# TASK GOAL
All the entries, exactly as they read, must be written out again.

[Start of section]

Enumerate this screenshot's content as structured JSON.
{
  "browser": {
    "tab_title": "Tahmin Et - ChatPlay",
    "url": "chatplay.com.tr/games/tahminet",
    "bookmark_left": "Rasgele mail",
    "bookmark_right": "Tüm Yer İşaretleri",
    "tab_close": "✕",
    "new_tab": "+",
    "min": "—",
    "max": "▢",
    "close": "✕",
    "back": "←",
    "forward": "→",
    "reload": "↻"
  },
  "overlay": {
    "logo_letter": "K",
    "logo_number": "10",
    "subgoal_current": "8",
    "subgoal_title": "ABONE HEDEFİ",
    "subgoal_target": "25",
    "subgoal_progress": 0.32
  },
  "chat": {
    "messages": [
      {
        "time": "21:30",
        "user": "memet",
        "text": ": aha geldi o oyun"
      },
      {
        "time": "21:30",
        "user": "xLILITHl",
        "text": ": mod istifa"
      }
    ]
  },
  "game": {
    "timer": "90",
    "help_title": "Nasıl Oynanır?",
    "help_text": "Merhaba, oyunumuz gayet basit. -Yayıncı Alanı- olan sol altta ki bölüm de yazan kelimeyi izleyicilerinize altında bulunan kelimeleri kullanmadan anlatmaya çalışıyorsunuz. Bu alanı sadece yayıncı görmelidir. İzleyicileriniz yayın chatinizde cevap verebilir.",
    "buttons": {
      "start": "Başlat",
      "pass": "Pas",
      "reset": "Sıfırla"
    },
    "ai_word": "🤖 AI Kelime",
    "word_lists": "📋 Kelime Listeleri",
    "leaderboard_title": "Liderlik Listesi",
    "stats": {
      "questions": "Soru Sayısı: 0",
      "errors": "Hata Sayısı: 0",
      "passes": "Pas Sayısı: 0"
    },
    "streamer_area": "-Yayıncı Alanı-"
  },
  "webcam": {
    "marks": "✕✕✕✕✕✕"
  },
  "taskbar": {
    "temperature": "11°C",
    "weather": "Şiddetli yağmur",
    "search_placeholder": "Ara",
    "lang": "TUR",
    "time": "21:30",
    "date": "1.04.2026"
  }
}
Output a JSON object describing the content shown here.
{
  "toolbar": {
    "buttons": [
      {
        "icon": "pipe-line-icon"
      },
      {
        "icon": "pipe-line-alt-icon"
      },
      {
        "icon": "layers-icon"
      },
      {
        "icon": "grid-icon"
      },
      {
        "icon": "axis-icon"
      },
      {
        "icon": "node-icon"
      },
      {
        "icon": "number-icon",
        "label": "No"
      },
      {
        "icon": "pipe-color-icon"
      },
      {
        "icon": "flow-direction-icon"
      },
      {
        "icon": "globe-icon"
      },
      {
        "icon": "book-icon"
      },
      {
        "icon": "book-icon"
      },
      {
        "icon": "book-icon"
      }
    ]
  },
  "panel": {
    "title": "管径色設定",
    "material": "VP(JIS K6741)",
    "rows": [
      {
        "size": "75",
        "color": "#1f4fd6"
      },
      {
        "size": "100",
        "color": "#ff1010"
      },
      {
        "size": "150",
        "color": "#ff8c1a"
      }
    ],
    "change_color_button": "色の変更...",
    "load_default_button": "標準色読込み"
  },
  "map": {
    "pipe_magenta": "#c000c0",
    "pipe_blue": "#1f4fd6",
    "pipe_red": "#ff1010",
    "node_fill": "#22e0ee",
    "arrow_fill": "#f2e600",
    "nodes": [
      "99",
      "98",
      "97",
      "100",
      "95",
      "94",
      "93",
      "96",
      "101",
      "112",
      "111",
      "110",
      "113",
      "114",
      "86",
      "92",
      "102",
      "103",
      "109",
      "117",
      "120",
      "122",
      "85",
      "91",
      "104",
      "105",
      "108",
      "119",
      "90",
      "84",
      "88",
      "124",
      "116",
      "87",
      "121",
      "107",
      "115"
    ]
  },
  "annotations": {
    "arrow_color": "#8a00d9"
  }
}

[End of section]

# RESULT
Enumerate this screenshot's content as structured JSON.
{
  "browser": {
    "tab_title": "Tahmin Et - ChatPlay",
    "url": "chatplay.com.tr/games/tahminet",
    "bookmark_left": "Rasgele mail",
    "bookmark_right": "Tüm Yer İşaretleri",
    "tab_close": "✕",
    "new_tab": "+",
    "min": "—",
    "max": "▢",
    "close": "✕",
    "back": "←",
    "forward": "→",
    "reload": "↻"
  },
  "overlay": {
    "logo_letter": "K",
    "logo_number": "10",
    "subgoal_current": "8",
    "subgoal_title": "ABONE HEDEFİ",
    "subgoal_target": "25",
    "subgoal_progress": 0.32
  },
  "chat": {
    "messages": [
      {
        "time": "21:30",
        "user": "memet",
        "text": ": aha geldi o oyun"
      },
      {
        "time": "21:30",
        "user": "xLILITHl",
        "text": ": mod istifa"
      }
    ]
  },
  "game": {
    "timer": "90",
    "help_title": "Nasıl Oynanır?",
    "help_text": "Merhaba, oyunumuz gayet basit. -Yayıncı Alanı- olan sol altta ki bölüm de yazan kelimeyi izleyicilerinize altında bulunan kelimeleri kullanmadan anlatmaya çalışıyorsunuz. Bu alanı sadece yayıncı görmelidir. İzleyicileriniz yayın chatinizde cevap verebilir.",
    "buttons": {
      "start": "Başlat",
      "pass": "Pas",
      "reset": "Sıfırla"
    },
    "ai_word": "🤖 AI Kelime",
    "word_lists": "📋 Kelime Listeleri",
    "leaderboard_title": "Liderlik Listesi",
    "stats": {
      "questions": "Soru Sayısı: 0",
      "errors": "Hata Sayısı: 0",
      "passes": "Pas Sayısı: 0"
    },
    "streamer_area": "-Yayıncı Alanı-"
  },
  "webcam": {
    "marks": "✕✕✕✕✕✕"
  },
  "taskbar": {
    "temperature": "11°C",
    "weather": "Şiddetli yağmur",
    "search_placeholder": "Ara",
    "lang": "TUR",
    "time": "21:30",
    "date": "1.04.2026"
  }
}
Output a JSON object describing the content shown here.
{
  "toolbar": {
    "buttons": [
      {
        "icon": "pipe-line-icon"
      },
      {
        "icon": "pipe-line-alt-icon"
      },
      {
        "icon": "layers-icon"
      },
      {
        "icon": "grid-icon"
      },
      {
        "icon": "axis-icon"
      },
      {
        "icon": "node-icon"
      },
      {
        "icon": "number-icon",
        "label": "No"
      },
      {
        "icon": "pipe-color-icon"
      },
      {
        "icon": "flow-direction-icon"
      },
      {
        "icon": "globe-icon"
      },
      {
        "icon": "book-icon"
      },
      {
        "icon": "book-icon"
      },
      {
        "icon": "book-icon"
      }
    ]
  },
  "panel": {
    "title": "管径色設定",
    "material": "VP(JIS K6741)",
    "rows": [
      {
        "size": "75",
        "color": "#1f4fd6"
      },
      {
        "size": "100",
        "color": "#ff1010"
      },
      {
        "size": "150",
        "color": "#ff8c1a"
      }
    ],
    "change_color_button": "色の変更...",
    "load_default_button": "標準色読込み"
  },
  "map": {
    "pipe_magenta": "#c000c0",
    "pipe_blue": "#1f4fd6",
    "pipe_red": "#ff1010",
    "node_fill": "#22e0ee",
    "arrow_fill": "#f2e600",
    "nodes": [
      "99",
      "98",
      "97",
      "100",
      "95",
      "94",
      "93",
      "96",
      "101",
      "112",
      "111",
      "110",
      "113",
      "114",
      "86",
      "92",
      "102",
      "103",
      "109",
      "117",
      "120",
      "122",
      "85",
      "91",
      "104",
      "105",
      "108",
      "119",
      "90",
      "84",
      "88",
      "124",
      "116",
      "87",
      "121",
      "107",
      "115"
    ]
  },
  "annotations": {
    "arrow_color": "#8a00d9"
  }
}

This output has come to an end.